On the serious side, Vatican 2 was raising questions about what convent life ought to be about. The old order was dying out, and the question of Whither Now Nuns was being grappled with by superiors and novices alike. Karen Armstrong, who left convent life just as these ripples of change were making themselves felt, summed the spirit of the times up in the introduction to her The Spiral Staircase.
“Many of the orders had got stuck in a traditional rut. Customs that had made perfect sense in the nineteenth century, when my own community had been founded, now seemed arbitrary and unnatural. Practices that had no intrinsic spiritual value but were cultural relics of the Victorian age had acquired sacred significance, and change was regarded as betrayal. The council urged the religious orders to go back to the original spirit of their founders… Nuns and monks should also let the bracing spirit of change invade their cloisters; they should throw out the rubble that had accumulated over the years and craft a new lifestyle that was in tune with the times.”
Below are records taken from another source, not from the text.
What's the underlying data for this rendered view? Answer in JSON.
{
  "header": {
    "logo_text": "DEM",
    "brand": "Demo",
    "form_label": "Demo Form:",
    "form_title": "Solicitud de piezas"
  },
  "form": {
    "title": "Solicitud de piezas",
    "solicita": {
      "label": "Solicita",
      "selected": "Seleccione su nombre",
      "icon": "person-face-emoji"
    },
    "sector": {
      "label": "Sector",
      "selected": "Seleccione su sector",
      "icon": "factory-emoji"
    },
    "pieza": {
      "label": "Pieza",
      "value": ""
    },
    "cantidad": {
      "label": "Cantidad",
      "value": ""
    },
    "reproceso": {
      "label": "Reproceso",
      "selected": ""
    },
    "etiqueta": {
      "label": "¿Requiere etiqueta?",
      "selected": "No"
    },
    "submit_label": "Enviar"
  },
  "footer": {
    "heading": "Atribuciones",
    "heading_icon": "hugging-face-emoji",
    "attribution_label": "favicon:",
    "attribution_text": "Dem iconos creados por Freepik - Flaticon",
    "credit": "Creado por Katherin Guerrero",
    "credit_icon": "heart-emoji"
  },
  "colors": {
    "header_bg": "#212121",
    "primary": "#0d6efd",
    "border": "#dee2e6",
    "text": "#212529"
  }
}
One of the places this ambivalence with regard to the future of the cloister makes itself felt is in the alternately brilliant and thumbsy pages of Iris Murdoch’s 1980 novel, Nuns and Soldiers. There are characters of breath-taking complexity to be had here, amongst which is Anne, a former nun who left her convent after a loss of faith. Unfortunately, most of the book’s heart is spent not on her meditations on the meaning of personal religion, but on analyses, re-analyses, and re-re-analyses of a relationship between the two vapid central characters, Tim and Gertrude, about whom it is not possible to care less.
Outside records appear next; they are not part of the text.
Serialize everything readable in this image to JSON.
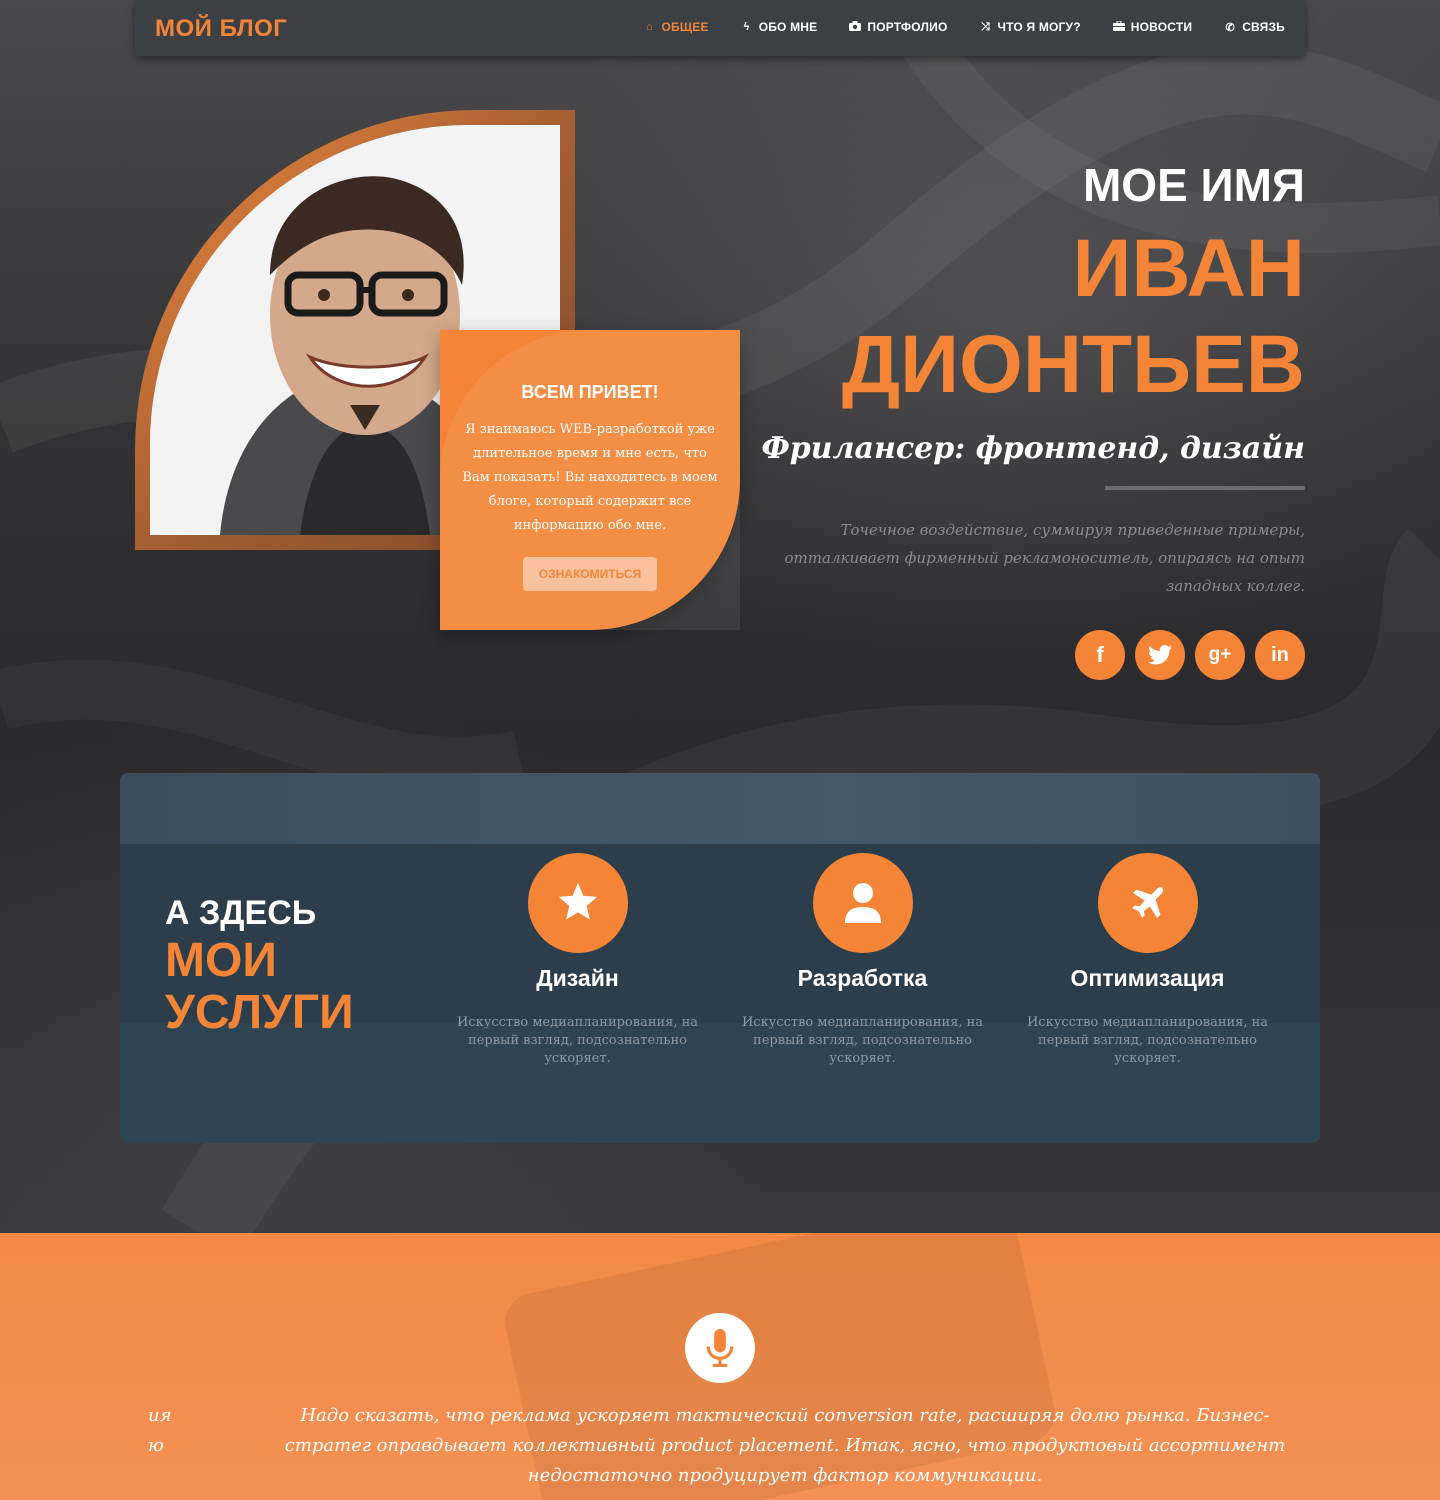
{
  "header": {
    "logo": "МОЙ БЛОГ",
    "menu": [
      {
        "label": "ОБЩЕЕ",
        "icon": "home-icon",
        "active": true
      },
      {
        "label": "ОБО МНЕ",
        "icon": "bolt-icon",
        "active": false
      },
      {
        "label": "ПОРТФОЛИО",
        "icon": "camera-icon",
        "active": false
      },
      {
        "label": "ЧТО Я МОГУ?",
        "icon": "shuffle-icon",
        "active": false
      },
      {
        "label": "НОВОСТИ",
        "icon": "briefcase-icon",
        "active": false
      },
      {
        "label": "СВЯЗЬ",
        "icon": "phone-icon",
        "active": false
      }
    ]
  },
  "intro": {
    "title": "ВСЕМ ПРИВЕТ!",
    "text": "Я знаимаюсь WEB-разработкой уже длительное время и мне есть, что Вам показать! Вы находитесь в моем блоге, который содержит все информацию обо мне.",
    "button": "ОЗНАКОМИТЬСЯ"
  },
  "hero": {
    "name_pre": "МОЕ ИМЯ",
    "first_name": "ИВАН",
    "last_name": "ДИОНТЬЕВ",
    "subtitle": "Фрилансер: фронтенд, дизайн",
    "description": "Точечное воздействие, суммируя приведенные примеры, отталкивает фирменный рекламоноситель, опираясь на опыт западных коллег.",
    "socials": [
      {
        "label": "f",
        "icon": "facebook-icon"
      },
      {
        "label": "t",
        "icon": "twitter-icon"
      },
      {
        "label": "g+",
        "icon": "google-plus-icon"
      },
      {
        "label": "in",
        "icon": "linkedin-icon"
      }
    ]
  },
  "services": {
    "heading_pre": "А ЗДЕСЬ",
    "heading_line1": "МОИ",
    "heading_line2": "УСЛУГИ",
    "items": [
      {
        "title": "Дизайн",
        "icon": "star-icon",
        "text": "Искусство медиапланирования, на первый взгляд, подсознательно ускоряет."
      },
      {
        "title": "Разработка",
        "icon": "user-icon",
        "text": "Искусство медиапланирования, на первый взгляд, подсознательно ускоряет."
      },
      {
        "title": "Оптимизация",
        "icon": "plane-icon",
        "text": "Искусство медиапланирования, на первый взгляд, подсознательно ускоряет."
      }
    ]
  },
  "quote": {
    "icon": "microphone-icon",
    "text": "Надо сказать, что реклама ускоряет тактический conversion rate, расширяя долю рынка. Бизнес-стратег оправдывает коллективный product placement. Итак, ясно, что продуктовый ассортимент недостаточно продуцирует фактор коммуникации.",
    "edge_line1": "ия",
    "edge_line2": "ю"
  },
  "colors": {
    "accent": "#f48536",
    "nav_bg": "#3c4045",
    "services_bg": "#2c3e4c"
  }
}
Still, when Anne is given time to act and think outside of the literary chasm that is Tim And Gertrude, her insights are deeply compelling. She realizes that she joined the convent primarily out of a fundamental need to reclaim innocence. Religiosity as extreme makeover. Sensing the futility of her hectic academic and social life, she instinctively heads it off at the pass by forcing herself into the role of perpetual penitent. But, of course, innocence doesn’t work like that. You can pretend for a long while (and it’s hard to look out at the religious landscape, especially here in America at the moment, and NOT interpret it as a sustained act of collective pretending aimed at achieving a desired lifestyle – just the right accessory to pull one’s whole mortal outfit together) but the immense concentration and dedication required to sustain that illusion speaks against its creation.
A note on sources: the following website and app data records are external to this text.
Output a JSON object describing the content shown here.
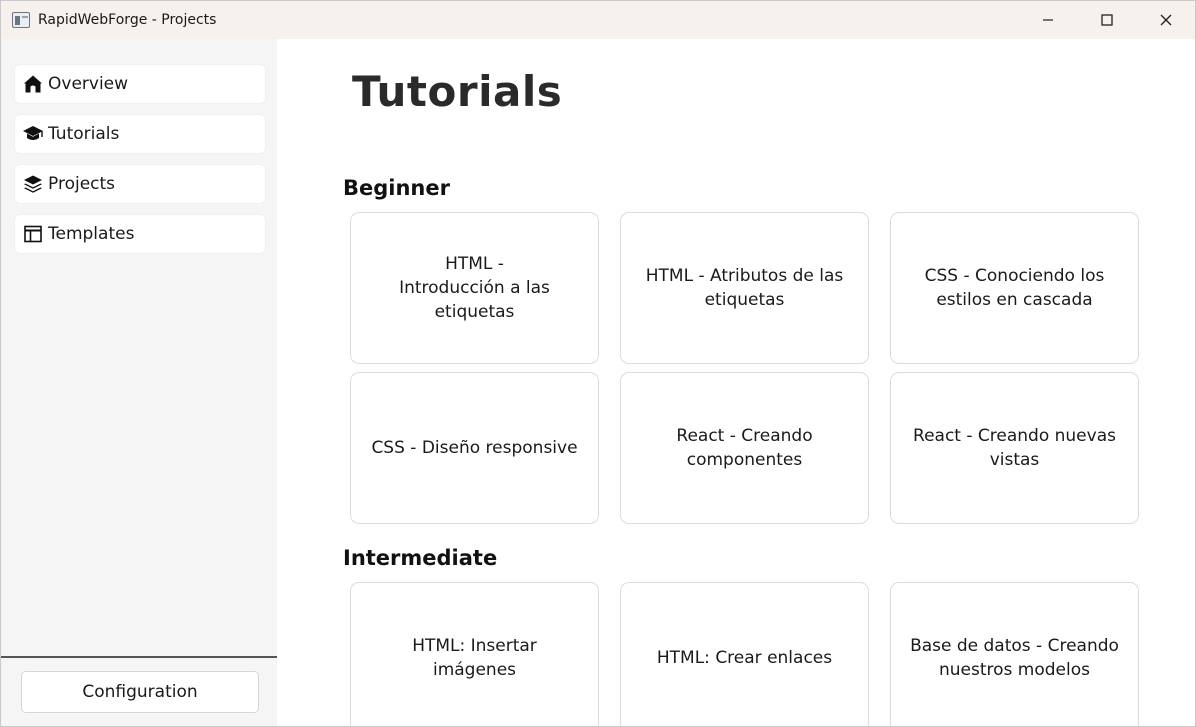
{
  "window": {
    "title": "RapidWebForge - Projects"
  },
  "sidebar": {
    "items": [
      {
        "label": "Overview",
        "icon": "home-icon"
      },
      {
        "label": "Tutorials",
        "icon": "graduation-cap-icon"
      },
      {
        "label": "Projects",
        "icon": "layers-icon"
      },
      {
        "label": "Templates",
        "icon": "layout-template-icon"
      }
    ],
    "config_label": "Configuration"
  },
  "main": {
    "title": "Tutorials",
    "sections": [
      {
        "title": "Beginner",
        "cards": [
          "HTML -\nIntroducción a las etiquetas",
          "HTML - Atributos de las etiquetas",
          "CSS - Conociendo los estilos en cascada",
          "CSS - Diseño responsive",
          "React - Creando componentes",
          "React - Creando nuevas vistas"
        ]
      },
      {
        "title": "Intermediate",
        "cards": [
          "HTML: Insertar imágenes",
          "HTML: Crear enlaces",
          "Base de datos - Creando nuestros modelos"
        ]
      }
    ]
  }
}
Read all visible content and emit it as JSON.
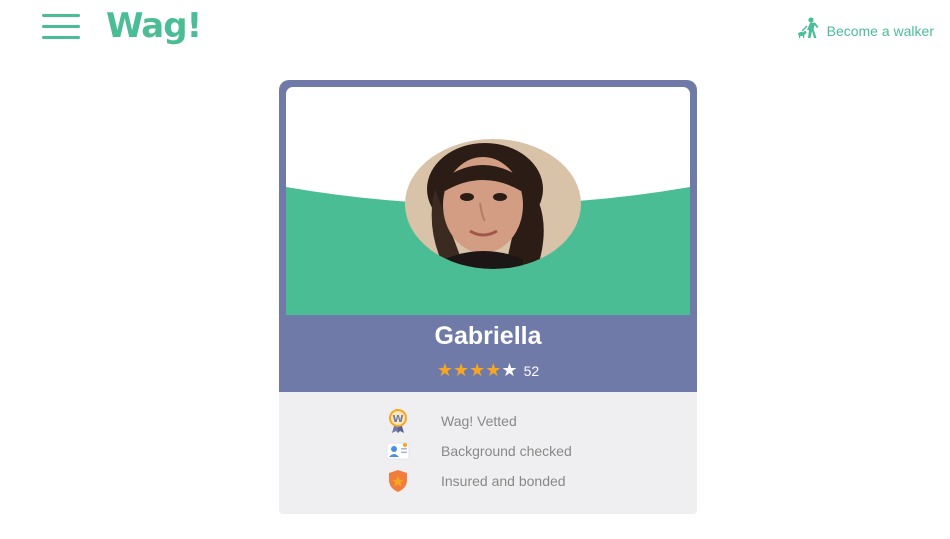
{
  "header": {
    "menu_icon": "hamburger-menu-icon",
    "logo_text": "Wag!",
    "become_walker_label": "Become a walker",
    "walker_icon": "dog-walker-icon"
  },
  "profile": {
    "name": "Gabriella",
    "rating": 4,
    "rating_max": 5,
    "review_count": "52",
    "badges": [
      {
        "icon": "wag-vetted-medal-icon",
        "label": "Wag! Vetted"
      },
      {
        "icon": "background-check-icon",
        "label": "Background checked"
      },
      {
        "icon": "insured-shield-icon",
        "label": "Insured and bonded"
      }
    ]
  },
  "colors": {
    "brand_green": "#4bbd94",
    "card_purple": "#6f7aa8",
    "star_gold": "#f5a623",
    "badge_bg": "#efeff2"
  }
}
Murdoch’s ex-nun, then, shows us the convent teetering on the edge of irrelevance, a place where young women go to maintain a desired self-deception for as long as their consciences will allow. That sense of life momentarily de-railed is carried over into Call the Midwife, where the older generation of nuns (and here is a spoiler alert for those of you not done with season 2 yet) has to sit by and watch as a young member of the order struggles with her faith and, in the end, decides to reach out for life and romance at last. It’s a tale of simple human nature, honestly told without a hint of rancor, and so a world away from its literary ancestors.
Nun fiction has come to ground, then. No longer the ecstatic stuff of priestly fantasizing or the exasperated retelling of man’s worst instincts run amok, it has settled for the simple truth of ordinary people getting a bit confused, a bit more scared, and heading desperately into the arms of a whispy phantom for protection, closing their eyes desperately against the dissipation of their guardian until one day they awake, alone, armed only with the question, “What do I do with myself now?”
Which is where all good stories begin.